Written by Chris Fittock
Directed by Graeme Maley
Presented by Liverpool’s New Writing Theatre
Unity Theatre (20th - 27th May 2006)
I look around the foyer of the Unity theatre and become increasingly
worried that the other audience members are all dressed in waterproofs
and hats. The reason for their attire becomes increasingly obvious as
we are led out of the warmth of the Unity into the cold and wet evening.
We are taken around the back of the Unity to the JMU courtyard and promptly
handed some brandy to keep us warm. The usher shows us to some shaky looking
camping chairs and asked us to sit down - and not to use any umbrellas.
A young man dressed in bloodstained clothes is sitting on a small milking
stool intently sharpening a knife. Directly opposite him is an open door
covered in white translucent material and the outline of a woman can be
seen just through it. The scene is set for the debut play from the Liverpool
writer Chris Fittock.
‘Red’ is a love story, with a difference. It looks at the
rawness and intensity of love and the consequences it can have. The very

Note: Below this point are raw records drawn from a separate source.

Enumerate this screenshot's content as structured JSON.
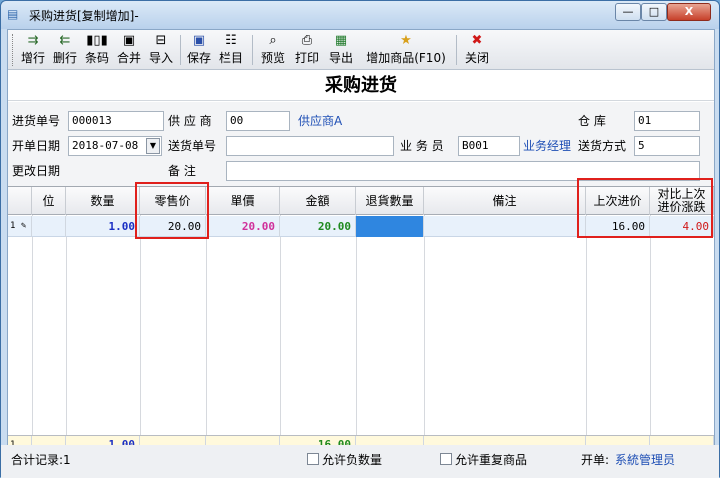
{
  "window": {
    "title": "采购进货[复制增加]-",
    "min_glyph": "—",
    "max_glyph": "□",
    "close_glyph": "X"
  },
  "toolbar": {
    "add_row": "增行",
    "del_row": "删行",
    "barcode": "条码",
    "merge": "合并",
    "import": "导入",
    "save": "保存",
    "columns": "栏目",
    "preview": "预览",
    "print": "打印",
    "export": "导出",
    "add_goods": "增加商品(F10)",
    "close": "关闭"
  },
  "page_title": "采购进货",
  "form": {
    "order_no_label": "进货单号",
    "order_no_value": "000013",
    "supplier_label": "供 应 商",
    "supplier_value": "00",
    "supplier_name": "供应商A",
    "warehouse_label": "仓    库",
    "warehouse_value": "01",
    "date_label": "开单日期",
    "date_value": "2018-07-08",
    "delivery_no_label": "送货单号",
    "delivery_no_value": "",
    "salesman_label": "业 务 员",
    "salesman_value": "B001",
    "salesman_name": "业务经理",
    "delivery_method_label": "送货方式",
    "delivery_method_value": "5",
    "modify_date_label": "更改日期",
    "remark_label": "备    注",
    "remark_value": ""
  },
  "grid": {
    "headers": {
      "pos": "位",
      "qty": "数量",
      "retail": "零售价",
      "unit_price": "單價",
      "amount": "金額",
      "return_qty": "退貨數量",
      "remark": "備注",
      "last_price": "上次进价",
      "compare_line1": "对比上次",
      "compare_line2": "进价涨跌"
    },
    "row": {
      "num": "1",
      "qty": "1.00",
      "retail": "20.00",
      "unit_price": "20.00",
      "amount": "20.00",
      "last_price": "16.00",
      "compare": "4.00"
    },
    "summary": {
      "num": "1",
      "qty": "1.00",
      "amount": "16.00"
    }
  },
  "status": {
    "records_label": "合计记录:1",
    "allow_negative": "允许负数量",
    "allow_dup": "允许重复商品",
    "creator_label": "开单:",
    "creator_value": "系統管理员"
  },
  "colors": {
    "qty": "#1a2fc4",
    "unit_price": "#d0309a",
    "amount": "#1f8a1f",
    "compare": "#d01818",
    "highlight": "#e0201c",
    "selected_cell": "#2f86e0"
  }
}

reasonably priced programme (which is also the script) sums up the play
beautifully. 'Red is a remote boy in a removed land, shredded by his war
and his lovers Val and Amy - three people savagely in love. It’s
the unseen, the uncontrollable that is slowly killing them all.'
This play makes no apologies for being brutal and uncomfortable. Fittock
has set it in a non-specific time and doesn’t offer up neat biographies
of the three characters. This forces the audience to work on the play
and attempt to figure out what is happening in front of them. The two
main characters - Red (Mark Wood) and Val (Lucia Cox) - have an extreme
and transfixing relationship that explodes on stage.
The only criticism I have is that the strong language used seemed a little
unnecessary at times. But overall it is refreshing to see a play that
uses graphic images to tell a story rather than simply for shock tactics.
Fittock’s take on the destructiveness of love is captivating and
well worth the price of the ticket. One word of warning: take a flask
of tea and a blanket.